## [ASSIGNED TASK]
Show all lines of the entries in which the word "time" is found.

## [AVAILABLE RECORDS]

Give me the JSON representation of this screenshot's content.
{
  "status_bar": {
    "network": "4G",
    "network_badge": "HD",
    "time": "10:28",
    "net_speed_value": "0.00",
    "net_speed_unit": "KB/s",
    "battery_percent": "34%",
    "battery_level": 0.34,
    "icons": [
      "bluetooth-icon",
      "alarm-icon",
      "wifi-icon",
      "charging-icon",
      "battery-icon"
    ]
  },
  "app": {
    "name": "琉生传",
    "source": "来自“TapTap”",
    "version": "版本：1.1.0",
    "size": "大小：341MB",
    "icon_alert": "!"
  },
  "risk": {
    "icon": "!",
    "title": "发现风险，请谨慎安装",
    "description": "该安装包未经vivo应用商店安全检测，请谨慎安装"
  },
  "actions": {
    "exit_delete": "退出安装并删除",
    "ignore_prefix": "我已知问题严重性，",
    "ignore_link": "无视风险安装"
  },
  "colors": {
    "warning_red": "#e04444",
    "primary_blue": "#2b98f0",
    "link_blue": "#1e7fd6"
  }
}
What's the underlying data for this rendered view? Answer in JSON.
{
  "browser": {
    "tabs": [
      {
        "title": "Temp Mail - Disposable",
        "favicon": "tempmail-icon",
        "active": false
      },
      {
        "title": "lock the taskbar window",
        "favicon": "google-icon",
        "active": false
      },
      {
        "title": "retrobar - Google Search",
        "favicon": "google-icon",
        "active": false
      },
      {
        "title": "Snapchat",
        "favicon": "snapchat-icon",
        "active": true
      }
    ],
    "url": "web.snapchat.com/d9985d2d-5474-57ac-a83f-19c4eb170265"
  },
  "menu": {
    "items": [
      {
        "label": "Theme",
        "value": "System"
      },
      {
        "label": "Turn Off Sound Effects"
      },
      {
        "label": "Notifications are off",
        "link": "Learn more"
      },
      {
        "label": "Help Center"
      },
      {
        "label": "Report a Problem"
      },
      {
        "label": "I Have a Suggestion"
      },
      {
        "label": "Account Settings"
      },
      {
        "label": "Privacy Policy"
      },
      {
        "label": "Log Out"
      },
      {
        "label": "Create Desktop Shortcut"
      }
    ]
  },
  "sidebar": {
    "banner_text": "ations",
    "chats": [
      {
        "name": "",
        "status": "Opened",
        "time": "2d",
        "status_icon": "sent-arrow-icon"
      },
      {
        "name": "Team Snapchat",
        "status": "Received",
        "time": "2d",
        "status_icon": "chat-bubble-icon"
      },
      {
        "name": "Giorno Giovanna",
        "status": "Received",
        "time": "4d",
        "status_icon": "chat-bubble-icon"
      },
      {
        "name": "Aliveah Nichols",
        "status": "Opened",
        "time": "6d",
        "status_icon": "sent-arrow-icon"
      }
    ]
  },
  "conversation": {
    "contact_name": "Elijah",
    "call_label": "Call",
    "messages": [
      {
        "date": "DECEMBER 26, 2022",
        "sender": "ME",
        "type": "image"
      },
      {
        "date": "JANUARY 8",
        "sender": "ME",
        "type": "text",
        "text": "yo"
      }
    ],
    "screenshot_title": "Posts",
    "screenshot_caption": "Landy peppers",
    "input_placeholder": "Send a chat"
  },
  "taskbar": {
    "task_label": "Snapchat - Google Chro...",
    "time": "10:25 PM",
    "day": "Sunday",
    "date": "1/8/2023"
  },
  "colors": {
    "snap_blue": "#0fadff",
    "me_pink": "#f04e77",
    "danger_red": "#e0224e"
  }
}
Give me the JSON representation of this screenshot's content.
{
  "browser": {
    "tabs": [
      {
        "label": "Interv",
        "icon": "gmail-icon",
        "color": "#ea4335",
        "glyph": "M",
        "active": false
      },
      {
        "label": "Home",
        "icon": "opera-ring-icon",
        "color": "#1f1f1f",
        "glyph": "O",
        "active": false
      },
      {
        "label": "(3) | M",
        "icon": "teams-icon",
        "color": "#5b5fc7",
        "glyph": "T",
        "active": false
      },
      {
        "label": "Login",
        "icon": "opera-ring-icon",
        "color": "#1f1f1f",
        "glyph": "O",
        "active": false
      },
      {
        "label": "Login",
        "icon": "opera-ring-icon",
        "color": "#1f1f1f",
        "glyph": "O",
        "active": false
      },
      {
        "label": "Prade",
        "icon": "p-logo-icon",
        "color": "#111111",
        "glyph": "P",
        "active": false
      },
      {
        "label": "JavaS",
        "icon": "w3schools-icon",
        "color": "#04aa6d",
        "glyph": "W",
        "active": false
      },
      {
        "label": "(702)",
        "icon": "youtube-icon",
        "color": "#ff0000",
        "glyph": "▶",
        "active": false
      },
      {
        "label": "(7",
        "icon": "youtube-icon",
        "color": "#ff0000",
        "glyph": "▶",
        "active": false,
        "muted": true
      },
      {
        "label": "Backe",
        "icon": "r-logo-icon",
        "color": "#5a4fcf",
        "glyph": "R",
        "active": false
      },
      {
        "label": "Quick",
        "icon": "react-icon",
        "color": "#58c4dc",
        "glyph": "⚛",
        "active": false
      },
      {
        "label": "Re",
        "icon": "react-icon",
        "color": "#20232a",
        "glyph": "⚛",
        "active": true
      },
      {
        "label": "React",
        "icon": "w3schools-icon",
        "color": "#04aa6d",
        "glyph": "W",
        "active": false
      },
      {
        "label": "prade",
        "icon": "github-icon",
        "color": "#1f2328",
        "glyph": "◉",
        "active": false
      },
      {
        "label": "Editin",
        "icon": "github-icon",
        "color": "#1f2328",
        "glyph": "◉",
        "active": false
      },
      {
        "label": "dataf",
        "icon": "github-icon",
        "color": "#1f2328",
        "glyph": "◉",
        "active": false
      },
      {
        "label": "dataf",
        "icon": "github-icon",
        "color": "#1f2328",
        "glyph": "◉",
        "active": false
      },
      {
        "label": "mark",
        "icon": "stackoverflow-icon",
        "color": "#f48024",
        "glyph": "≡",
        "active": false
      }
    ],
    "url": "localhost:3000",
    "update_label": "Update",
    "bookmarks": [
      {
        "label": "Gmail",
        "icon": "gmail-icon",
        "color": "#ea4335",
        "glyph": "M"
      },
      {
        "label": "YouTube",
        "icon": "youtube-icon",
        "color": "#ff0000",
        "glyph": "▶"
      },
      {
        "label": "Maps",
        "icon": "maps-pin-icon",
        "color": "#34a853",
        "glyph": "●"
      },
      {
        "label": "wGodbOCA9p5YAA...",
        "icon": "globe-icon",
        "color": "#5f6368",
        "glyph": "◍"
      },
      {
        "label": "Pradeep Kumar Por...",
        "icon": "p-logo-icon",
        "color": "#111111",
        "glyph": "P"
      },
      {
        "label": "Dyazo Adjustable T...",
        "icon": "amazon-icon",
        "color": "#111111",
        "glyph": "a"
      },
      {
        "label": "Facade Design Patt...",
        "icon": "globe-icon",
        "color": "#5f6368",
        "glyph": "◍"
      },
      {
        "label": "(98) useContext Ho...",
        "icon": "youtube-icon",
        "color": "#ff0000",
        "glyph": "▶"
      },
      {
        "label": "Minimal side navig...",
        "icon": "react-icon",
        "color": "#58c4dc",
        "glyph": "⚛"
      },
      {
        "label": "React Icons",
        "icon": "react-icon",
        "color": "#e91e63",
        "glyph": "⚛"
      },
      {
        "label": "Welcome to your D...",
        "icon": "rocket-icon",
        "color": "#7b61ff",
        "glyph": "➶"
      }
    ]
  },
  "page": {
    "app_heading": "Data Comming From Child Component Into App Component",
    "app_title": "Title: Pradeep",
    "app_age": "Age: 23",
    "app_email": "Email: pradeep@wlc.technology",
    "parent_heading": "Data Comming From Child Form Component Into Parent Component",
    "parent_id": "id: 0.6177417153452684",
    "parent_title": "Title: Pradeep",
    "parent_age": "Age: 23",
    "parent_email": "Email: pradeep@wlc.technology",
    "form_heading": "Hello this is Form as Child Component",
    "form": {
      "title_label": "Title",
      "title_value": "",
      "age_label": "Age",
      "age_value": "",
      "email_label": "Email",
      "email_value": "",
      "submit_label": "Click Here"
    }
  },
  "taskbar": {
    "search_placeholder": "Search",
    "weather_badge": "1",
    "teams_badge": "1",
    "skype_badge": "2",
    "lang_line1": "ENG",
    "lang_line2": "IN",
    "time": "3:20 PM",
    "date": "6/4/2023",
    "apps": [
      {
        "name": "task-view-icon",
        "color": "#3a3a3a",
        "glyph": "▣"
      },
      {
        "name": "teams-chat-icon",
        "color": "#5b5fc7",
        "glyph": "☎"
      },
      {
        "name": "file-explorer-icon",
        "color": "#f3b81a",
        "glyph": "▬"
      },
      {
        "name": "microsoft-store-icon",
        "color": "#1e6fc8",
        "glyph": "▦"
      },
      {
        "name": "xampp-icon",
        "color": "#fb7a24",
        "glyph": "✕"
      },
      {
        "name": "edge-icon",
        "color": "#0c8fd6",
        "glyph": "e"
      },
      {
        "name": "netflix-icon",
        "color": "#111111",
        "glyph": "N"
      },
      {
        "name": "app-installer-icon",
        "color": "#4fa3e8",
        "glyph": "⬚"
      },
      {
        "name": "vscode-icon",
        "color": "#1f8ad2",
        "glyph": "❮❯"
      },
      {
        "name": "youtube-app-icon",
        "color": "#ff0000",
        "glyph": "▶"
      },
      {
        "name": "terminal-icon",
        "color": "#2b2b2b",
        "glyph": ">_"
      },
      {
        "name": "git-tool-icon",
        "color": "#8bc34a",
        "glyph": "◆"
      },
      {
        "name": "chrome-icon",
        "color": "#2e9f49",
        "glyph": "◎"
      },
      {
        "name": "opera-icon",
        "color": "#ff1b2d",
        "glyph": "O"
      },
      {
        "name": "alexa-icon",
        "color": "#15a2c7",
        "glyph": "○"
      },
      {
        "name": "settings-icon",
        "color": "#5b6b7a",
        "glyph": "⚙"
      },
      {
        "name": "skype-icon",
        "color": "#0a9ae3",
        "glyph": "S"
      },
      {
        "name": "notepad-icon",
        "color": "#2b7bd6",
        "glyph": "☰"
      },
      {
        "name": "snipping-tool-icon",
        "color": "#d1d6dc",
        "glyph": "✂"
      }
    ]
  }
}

## [REPLY]
    "time": "10:28",
        "time": "2d",
        "time": "2d",
        "time": "4d",
        "time": "6d",
    "time": "10:25 PM",
    "time": "3:20 PM",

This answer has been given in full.